|18.||Jafarzadeh H, Abbott PV. Ledge formation: Review of a great challenge in endodontics. J Endod 2007;33:1155-62. |
|19.||Pak JG, White SN. Pain prevalence and severity before, during, and after root canal treatment: A systematic review. J Endod 2011;37:429-38. |
|20.||Siqueira JF Jr, Rôças IN, Favieri A, Machado AG, Gahyva SM, Oliveira JC, et al. Incidence of postoperative pain after intracanal procedures based on an antimicrobial strategy. J Endod 2002;28:457-60. |
|21.||Wu MK, Fan B, Wesselink PR. Leakage along apical root fillings in curved root canals. Part I: Effects of apical transportation on seal of root fillings. J Endod 2000;26:210-6. |
|22.||Moore J, Fitz-Walter P, Parashos P. A micro-computed tomographic evaluation of apical root canal preparation using three instrumentation techniques. Int Endod J 2009;42:1057-64. |
|23.||Karabucak B, Gatan AJ, Hsiao C, Iqbal MK. A comparison of apical transportation and length control between EndoSequence and Guidance rotary instruments. J Endod 2010;36:123-5. |
|24.||Roane JB, Sabala CL, Duncanson MG Jr. The "balanced force" concept for instrumentation of curved canals. J Endod 1985;11:203-11. |
|25.||Maitin N, Arunagiri D, Brave D, Maitin SN, Kaushik S, Roy S. An ex vivo comparative analysis on shaping ability of four NiTi rotary endodontic instruments using spiral computed tomography. J Conserv Dent 2013;16:219-23. |

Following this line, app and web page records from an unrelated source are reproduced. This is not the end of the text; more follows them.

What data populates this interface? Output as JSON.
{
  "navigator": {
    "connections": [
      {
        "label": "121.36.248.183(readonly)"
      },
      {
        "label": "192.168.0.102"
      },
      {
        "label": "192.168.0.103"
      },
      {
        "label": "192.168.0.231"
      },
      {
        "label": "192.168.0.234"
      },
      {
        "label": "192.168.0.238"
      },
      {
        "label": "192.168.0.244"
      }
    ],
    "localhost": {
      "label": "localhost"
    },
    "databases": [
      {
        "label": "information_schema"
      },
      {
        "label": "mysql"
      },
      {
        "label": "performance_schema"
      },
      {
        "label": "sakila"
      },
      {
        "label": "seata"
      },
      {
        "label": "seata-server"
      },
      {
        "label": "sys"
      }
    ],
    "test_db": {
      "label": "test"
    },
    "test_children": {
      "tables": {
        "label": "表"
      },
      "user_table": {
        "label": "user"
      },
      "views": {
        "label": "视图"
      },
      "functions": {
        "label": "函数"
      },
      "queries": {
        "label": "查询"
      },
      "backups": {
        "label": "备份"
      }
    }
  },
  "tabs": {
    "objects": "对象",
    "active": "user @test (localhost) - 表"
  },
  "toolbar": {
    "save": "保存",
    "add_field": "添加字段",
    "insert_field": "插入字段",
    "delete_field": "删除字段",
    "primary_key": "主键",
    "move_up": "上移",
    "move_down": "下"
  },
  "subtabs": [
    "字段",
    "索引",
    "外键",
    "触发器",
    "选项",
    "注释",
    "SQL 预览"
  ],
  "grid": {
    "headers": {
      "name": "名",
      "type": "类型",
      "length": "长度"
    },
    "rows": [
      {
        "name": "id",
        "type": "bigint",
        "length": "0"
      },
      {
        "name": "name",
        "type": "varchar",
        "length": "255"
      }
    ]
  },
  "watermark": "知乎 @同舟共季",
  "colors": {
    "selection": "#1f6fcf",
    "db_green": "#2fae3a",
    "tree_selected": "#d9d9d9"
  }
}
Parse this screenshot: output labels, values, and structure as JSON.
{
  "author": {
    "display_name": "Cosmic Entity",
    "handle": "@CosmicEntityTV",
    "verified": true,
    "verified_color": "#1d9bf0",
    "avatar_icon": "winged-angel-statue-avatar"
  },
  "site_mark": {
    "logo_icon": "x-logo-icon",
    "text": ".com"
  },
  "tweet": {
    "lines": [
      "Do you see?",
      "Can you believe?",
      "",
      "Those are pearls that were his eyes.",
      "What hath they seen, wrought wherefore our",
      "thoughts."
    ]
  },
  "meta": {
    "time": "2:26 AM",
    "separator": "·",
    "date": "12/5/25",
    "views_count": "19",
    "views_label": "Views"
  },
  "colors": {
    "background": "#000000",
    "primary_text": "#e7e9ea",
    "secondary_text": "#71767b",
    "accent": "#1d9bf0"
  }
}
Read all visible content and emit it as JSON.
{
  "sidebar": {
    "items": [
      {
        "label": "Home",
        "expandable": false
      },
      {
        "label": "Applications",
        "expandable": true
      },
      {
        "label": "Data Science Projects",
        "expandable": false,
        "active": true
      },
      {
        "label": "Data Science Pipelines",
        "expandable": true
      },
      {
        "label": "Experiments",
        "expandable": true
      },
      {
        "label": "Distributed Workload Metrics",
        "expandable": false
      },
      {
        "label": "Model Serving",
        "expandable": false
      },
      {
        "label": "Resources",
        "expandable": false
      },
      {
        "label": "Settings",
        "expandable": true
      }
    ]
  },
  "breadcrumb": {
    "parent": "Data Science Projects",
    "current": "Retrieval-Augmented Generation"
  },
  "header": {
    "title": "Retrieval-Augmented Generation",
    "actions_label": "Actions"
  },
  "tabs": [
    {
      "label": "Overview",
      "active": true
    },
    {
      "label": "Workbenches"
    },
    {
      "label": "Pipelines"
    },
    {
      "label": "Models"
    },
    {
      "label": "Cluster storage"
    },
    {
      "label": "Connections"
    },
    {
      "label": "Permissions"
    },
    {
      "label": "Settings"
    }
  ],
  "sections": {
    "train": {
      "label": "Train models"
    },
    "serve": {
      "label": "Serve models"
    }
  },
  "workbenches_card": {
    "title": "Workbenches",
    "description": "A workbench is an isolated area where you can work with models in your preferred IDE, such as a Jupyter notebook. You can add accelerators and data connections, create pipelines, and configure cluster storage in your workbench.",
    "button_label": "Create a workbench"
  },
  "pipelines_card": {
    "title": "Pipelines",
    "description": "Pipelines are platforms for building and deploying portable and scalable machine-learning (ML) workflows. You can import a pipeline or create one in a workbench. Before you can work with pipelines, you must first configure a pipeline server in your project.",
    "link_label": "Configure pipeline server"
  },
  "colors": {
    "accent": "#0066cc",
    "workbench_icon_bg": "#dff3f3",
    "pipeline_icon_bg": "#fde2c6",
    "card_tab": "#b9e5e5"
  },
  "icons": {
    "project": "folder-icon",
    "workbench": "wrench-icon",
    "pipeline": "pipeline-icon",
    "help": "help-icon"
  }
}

B-3, New Multan Nagar, New Delhi - 110 056
Source of Support: None, Conflict of Interest: None